Barzin, Tony Dekker (Great Lake Swimmers) and Suzanne Hancock were the central musicians on the album, while Don Kerr, Sandro Perri (Polmo Polpo), Tamara Williamson, Lewis Melville, and Matt Verta-Ray (Heavy Trash) all helped shape its remarkable sound. The lovely string arrangements were scored by Karen Graves (who also arranged Hayden's Skyscraper National Park). My Life In Rooms was recorded over two years at locations as varied as a Southern Ontario farm, a NYC studio, and assorted office spaces and basements; the end result is an album that is both haunting and mesmerizing.
UK-based label Monotreme Records will also release My Life In Rooms in 2006.
Word Magazine January 2008 ('Barzin')
Superior sundowner music from talented Toronto singer-songwriter
"This is a case study in powerful stillness, the musical equivalent of watching Robert Mitchum in close-up, every tiny tremor and twitch taking on a compelling resonance. Barzin fills the wide open spaces of his music with grace and care, mostly with the slow swish of brushes and fat notes of guitar reverb that hang in the air like raindrops from telephone wires. His soft whisper of a voice falls somewhere between a prayer and a threat, promising on Pale Blue Eyes that "you do not know how far you will fall.
The emphasis throughout is on texture rather than tunes, like a prolonged immersion in warm, salty water.
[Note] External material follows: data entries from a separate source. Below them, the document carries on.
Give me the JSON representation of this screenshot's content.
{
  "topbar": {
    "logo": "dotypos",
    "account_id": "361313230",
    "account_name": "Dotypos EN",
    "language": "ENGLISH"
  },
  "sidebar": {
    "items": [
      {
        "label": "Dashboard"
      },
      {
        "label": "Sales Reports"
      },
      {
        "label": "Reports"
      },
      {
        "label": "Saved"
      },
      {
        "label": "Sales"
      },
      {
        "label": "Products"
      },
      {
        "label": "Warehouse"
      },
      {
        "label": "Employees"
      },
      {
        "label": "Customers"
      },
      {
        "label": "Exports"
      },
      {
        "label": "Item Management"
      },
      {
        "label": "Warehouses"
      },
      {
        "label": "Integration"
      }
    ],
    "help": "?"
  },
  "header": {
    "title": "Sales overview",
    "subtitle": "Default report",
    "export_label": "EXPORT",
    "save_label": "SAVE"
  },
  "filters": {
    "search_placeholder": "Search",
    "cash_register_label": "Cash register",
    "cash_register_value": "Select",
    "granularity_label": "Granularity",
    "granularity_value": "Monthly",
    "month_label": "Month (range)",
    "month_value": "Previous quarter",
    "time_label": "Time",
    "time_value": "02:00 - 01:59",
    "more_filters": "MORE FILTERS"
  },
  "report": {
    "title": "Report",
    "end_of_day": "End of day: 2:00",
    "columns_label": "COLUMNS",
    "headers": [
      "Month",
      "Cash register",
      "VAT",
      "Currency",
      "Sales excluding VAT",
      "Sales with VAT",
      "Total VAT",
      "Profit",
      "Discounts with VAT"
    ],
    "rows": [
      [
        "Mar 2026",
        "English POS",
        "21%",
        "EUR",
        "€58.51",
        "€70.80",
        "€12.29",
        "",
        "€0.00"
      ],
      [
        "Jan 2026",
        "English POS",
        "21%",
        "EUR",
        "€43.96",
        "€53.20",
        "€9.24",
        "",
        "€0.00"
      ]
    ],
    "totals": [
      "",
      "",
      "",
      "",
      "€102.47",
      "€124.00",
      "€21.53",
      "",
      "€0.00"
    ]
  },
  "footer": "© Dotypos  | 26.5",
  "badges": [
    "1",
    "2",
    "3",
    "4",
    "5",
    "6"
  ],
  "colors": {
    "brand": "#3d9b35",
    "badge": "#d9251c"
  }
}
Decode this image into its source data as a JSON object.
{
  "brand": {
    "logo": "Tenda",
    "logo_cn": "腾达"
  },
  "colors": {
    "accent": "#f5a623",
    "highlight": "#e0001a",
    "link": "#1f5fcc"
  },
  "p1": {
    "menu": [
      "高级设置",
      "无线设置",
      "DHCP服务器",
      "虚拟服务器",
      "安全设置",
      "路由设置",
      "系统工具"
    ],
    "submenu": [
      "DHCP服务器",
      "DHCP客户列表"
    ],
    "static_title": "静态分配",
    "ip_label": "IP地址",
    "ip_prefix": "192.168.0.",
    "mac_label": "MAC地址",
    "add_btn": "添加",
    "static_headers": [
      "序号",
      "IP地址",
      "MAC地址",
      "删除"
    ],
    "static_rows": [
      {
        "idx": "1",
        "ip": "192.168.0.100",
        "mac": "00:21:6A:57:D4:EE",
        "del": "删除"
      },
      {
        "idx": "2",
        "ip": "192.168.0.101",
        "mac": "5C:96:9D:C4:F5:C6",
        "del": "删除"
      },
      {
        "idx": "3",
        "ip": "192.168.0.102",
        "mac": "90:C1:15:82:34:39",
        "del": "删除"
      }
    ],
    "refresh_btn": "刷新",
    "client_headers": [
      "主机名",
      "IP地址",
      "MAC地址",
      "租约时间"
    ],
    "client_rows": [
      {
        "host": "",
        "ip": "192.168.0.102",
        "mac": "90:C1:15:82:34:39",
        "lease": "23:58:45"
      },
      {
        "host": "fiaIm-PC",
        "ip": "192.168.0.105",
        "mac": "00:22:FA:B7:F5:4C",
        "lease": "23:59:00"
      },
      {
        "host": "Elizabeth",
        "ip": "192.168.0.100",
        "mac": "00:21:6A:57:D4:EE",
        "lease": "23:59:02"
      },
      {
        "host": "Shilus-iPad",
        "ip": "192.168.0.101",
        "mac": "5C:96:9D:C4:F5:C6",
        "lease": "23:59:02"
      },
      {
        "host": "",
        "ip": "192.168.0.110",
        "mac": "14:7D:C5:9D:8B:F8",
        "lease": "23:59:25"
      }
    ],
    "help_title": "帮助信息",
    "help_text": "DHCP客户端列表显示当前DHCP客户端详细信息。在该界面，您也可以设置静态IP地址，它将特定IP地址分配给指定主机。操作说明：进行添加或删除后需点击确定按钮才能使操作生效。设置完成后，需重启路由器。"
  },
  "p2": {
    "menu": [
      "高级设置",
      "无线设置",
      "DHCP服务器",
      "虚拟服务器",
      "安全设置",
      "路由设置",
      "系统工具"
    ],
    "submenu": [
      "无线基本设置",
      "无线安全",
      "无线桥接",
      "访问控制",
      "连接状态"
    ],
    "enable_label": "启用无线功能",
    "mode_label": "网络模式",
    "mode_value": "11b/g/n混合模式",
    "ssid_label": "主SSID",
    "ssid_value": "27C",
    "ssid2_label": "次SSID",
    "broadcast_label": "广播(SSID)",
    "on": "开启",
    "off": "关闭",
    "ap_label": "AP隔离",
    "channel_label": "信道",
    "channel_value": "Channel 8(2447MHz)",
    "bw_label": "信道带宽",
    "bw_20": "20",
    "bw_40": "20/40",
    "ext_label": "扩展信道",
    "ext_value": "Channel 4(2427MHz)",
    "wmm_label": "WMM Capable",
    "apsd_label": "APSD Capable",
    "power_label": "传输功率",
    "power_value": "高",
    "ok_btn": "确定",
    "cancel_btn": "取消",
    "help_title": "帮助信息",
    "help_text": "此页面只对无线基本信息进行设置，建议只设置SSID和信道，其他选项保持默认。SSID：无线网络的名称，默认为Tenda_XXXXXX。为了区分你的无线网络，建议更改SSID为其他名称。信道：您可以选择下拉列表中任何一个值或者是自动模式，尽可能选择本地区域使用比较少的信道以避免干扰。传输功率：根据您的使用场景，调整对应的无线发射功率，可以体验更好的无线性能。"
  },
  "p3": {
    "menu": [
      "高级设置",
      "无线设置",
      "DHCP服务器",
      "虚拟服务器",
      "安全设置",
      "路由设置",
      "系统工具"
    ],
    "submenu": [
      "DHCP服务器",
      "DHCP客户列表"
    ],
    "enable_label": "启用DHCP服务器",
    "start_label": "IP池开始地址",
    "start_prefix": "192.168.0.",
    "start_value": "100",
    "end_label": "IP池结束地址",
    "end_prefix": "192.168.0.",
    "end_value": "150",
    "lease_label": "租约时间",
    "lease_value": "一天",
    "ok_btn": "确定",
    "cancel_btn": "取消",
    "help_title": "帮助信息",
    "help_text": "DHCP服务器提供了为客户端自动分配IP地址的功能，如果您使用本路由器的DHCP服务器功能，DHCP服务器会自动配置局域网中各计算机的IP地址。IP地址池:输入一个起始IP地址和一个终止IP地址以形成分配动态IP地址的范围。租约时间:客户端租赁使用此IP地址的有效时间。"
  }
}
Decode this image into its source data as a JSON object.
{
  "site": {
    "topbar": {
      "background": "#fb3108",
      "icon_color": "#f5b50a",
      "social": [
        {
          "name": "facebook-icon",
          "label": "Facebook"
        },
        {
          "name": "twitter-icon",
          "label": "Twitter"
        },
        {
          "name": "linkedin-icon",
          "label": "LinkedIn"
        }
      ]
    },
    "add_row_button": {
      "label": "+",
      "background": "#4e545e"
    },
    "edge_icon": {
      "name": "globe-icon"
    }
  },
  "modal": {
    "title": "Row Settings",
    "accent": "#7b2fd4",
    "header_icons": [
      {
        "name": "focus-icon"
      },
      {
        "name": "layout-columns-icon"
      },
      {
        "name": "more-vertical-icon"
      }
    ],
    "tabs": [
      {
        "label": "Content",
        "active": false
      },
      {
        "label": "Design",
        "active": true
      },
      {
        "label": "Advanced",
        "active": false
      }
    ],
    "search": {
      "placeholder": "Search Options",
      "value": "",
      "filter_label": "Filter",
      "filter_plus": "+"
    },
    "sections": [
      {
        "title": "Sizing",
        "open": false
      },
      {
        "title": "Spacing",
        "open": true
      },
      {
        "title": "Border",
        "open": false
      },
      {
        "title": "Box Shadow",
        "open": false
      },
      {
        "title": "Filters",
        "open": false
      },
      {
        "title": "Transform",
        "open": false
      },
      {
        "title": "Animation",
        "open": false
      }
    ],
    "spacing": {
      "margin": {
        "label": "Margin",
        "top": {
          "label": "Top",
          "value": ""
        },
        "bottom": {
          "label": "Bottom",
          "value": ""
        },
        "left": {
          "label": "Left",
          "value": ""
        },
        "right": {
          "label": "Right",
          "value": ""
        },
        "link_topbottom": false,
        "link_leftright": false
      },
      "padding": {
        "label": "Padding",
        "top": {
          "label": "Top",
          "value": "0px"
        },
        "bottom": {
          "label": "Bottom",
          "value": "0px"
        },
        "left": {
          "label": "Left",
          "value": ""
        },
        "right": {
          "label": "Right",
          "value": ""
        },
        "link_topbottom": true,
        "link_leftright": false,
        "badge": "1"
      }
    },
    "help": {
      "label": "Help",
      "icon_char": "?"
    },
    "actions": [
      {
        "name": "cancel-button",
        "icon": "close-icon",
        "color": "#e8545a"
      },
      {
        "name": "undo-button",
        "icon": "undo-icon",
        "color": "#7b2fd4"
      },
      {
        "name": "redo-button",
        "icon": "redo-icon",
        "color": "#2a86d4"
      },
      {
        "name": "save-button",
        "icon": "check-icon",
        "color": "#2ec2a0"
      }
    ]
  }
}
Past All Concerns is Mazzy Star's Fade Into You taken to even more luxuriously melancholy heights, while elsewhere friends of American Music Club, Galaxie 500 and Talk Talk's Spirit Of Eden will find much that pleases."